The exhibition will open in Berlin, and travel to cities including Moscow, Johannesburg, Cairo, Sfax, Tunisia, Antananarivo, Madagascar, Los Angeles, Dakar, Senegal, Brussels, Paris and Montreal from September–November 2021.
Senegalese Author Felwine Sarr on the 2021 TIME 100 List for His Work on Restoring Stolen African Art
A Senegalese academic, Professor Felwine Saar is on TIME’s 100 list for his contributions to a groundbreaking report on African artifacts. Titled The Restitution of African Cultural Heritage: Toward a New Relational Ethics, the report argues for the return of artifacts stolen by European colonial powers from Africa and Asia.
Renowned architect Victor Adjaye presented the tribute to Sarr and his collaborator Bénédicte Savoy. He cited the significance of the report, which he says is “a testament to the fight against colonial legacies of violence.”
In addition to its urgent message about the need to restitute African and Asian artworks to their countries of origin, the report provides a framework to guide the emergence of new institutions and spaces that decenter the power dynamic and objectification created by the West. Felwine and Bénédicte created a theoretical basis for that work, a radical call for understanding how restitution can become a tool for restoring lost memories, and from that new construct can emerge new teaching tools within society.
Adjaye also noted the impact of the report, citing the efforts of “France and Germany and museums including Berlin’s Humboldt Forum” to make good on the mandate to return these cultural objects.
Sarr is the author of Afrotopia and is a professor at Duke University.
Above: Photo of Sarah Ozo-Irabor
Sarah Ozo-Irabor is Named the New Director of the AKO Caine Prize for African Writing

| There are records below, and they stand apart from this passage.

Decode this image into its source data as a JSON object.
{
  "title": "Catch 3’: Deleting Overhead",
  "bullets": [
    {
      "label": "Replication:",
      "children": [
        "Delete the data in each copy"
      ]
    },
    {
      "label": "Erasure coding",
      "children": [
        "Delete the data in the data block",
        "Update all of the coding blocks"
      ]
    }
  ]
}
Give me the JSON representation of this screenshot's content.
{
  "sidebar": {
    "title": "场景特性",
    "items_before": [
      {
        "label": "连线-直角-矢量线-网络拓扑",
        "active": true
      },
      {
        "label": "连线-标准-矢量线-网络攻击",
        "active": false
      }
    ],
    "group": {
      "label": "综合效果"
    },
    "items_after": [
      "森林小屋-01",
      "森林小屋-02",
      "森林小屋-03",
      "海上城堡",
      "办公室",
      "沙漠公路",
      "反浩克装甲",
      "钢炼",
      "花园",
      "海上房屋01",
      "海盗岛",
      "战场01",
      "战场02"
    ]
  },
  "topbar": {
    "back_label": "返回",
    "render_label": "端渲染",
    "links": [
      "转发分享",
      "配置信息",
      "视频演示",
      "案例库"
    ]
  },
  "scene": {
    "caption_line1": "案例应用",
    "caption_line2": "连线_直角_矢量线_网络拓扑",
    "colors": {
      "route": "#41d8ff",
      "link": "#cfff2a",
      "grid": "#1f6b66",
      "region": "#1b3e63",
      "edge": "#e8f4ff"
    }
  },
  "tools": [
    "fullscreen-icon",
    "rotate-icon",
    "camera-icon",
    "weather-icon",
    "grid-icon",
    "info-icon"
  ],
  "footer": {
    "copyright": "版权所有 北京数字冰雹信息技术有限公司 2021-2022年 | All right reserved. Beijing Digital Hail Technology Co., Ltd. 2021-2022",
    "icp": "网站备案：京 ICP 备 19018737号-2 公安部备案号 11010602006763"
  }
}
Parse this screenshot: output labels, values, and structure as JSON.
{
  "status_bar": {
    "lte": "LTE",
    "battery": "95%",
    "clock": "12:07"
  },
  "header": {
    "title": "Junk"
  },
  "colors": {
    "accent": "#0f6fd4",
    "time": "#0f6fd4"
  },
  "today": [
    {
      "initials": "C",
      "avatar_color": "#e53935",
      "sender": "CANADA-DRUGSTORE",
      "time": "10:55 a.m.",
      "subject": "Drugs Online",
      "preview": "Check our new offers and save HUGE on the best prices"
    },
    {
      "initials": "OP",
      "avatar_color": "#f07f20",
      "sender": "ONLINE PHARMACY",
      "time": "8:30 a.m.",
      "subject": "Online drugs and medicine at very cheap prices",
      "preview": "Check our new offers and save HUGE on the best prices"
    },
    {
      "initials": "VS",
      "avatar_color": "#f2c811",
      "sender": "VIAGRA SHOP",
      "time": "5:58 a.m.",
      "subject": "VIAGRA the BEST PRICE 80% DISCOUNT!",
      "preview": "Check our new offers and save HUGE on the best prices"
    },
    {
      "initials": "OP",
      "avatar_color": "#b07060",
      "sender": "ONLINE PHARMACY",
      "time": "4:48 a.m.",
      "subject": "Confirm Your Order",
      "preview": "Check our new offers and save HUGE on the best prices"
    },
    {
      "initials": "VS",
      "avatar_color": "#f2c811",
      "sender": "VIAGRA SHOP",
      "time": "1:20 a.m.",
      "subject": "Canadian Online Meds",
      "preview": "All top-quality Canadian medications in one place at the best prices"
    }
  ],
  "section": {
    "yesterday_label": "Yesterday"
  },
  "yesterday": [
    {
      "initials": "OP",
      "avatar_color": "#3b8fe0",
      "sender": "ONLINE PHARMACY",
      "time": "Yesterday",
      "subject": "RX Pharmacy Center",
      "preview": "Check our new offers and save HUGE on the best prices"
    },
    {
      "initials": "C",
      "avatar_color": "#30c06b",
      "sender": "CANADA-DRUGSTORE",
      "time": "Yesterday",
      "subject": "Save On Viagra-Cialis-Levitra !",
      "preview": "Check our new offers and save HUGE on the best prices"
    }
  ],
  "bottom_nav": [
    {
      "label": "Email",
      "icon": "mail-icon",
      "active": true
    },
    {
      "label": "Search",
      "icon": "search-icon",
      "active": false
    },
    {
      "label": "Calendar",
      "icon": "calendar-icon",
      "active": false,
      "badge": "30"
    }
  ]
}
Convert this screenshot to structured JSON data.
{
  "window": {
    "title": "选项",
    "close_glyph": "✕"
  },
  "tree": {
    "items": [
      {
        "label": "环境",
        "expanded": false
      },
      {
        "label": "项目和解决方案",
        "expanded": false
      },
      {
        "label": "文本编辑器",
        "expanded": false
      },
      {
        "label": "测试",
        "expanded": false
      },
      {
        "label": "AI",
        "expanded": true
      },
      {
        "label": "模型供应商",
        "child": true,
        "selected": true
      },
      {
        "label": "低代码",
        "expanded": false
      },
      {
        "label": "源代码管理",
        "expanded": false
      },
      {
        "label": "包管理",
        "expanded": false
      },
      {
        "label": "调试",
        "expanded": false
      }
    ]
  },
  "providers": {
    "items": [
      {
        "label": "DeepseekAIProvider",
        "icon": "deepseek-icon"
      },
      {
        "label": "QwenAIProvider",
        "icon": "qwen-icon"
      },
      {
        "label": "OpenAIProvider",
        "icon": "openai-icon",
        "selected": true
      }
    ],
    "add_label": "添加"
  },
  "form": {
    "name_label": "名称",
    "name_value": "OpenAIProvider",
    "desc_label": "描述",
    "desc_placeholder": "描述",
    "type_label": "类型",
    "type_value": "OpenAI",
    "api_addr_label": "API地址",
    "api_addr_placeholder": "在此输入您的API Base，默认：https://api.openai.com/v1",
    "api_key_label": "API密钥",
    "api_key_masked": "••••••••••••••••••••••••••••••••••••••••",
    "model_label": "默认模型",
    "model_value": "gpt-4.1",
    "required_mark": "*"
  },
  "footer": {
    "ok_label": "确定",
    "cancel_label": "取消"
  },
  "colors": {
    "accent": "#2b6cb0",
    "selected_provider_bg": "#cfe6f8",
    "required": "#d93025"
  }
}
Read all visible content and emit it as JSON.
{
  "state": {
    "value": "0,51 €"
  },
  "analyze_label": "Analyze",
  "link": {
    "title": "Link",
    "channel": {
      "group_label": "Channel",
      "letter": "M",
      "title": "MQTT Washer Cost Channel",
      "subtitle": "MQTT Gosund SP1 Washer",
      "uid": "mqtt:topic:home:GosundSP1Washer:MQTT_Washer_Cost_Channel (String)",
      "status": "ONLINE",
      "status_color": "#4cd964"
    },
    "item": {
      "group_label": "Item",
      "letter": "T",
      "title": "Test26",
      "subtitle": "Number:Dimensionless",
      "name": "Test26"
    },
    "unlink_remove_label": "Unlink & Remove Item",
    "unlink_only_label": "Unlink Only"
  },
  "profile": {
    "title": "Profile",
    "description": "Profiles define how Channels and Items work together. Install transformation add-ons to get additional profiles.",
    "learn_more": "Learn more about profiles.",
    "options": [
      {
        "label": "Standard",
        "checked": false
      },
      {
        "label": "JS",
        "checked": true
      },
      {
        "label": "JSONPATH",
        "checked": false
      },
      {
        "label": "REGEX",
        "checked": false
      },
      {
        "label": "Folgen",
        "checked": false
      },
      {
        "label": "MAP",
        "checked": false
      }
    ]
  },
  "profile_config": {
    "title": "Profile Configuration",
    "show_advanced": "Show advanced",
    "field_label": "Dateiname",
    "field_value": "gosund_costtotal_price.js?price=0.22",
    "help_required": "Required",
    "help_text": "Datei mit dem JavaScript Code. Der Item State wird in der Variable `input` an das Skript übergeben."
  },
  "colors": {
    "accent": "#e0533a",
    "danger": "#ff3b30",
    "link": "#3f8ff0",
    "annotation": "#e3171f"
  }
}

Literary critic and social media influencer Sarah Ozo-Irabor is the new director of the AKO Caine Prize for African writing. The news was announced in a press statement published during the week.
Ozo-Irabor is the founder of the Instagram page and podcast, Books & Rhymes. She has made considerable impact on the African literary scene. The press statement notes that “she has been instrumental in opening up transnational conversations on works by writers of African descent, not least through founding Books & Rhymes, a literary podcast that reimagines the transformative power of books and the way music and literature dialogue with each other.”
The chair of the AKO Caine Prize, Ellah P. Wakatama OBE is delighted to have Ozo-Irabor on the team. Commenting on her “passion for literature, her commitment and professionalism,” Wakatama notes that she is “looking forward to seeing what else Sarah will bring to the Prize in her new role as its director.”
In her remarks about her appointment, Ozo-Irabor said she is ready to hit the ground running: “I am excited to carry out the Prize’s work from this new position and increase visibility for writers of African descent, together with the chair, the trustees and council members. It is a huge honor to be at the front of this journey, and I cannot wait to get started.”
This appointment demonstrates that the AKO Caine Prize is attentive to the shifts taking place in the African literary scene. Ozo-Irabor’s extensive knowledge of the literary scene, especially her knowledge of literature within social media and digital culture more broadly, means that she is attuned to the ways in which literary culture is changing. Hopefully, her presence at the AKO Caine Prize will assist the organization in meeting the challenges of the moment.
Ozo-Irabor has worked with media outlets and organizations such as BBC, City University of London, Detroit Public Library and Cassava Republic Press—and she has participated in the Edinburgh Literary Festival and Africa Writes Festival, among others, to produce live events or to serve as a literature specialist.
Compiled by Roli O’tsemaye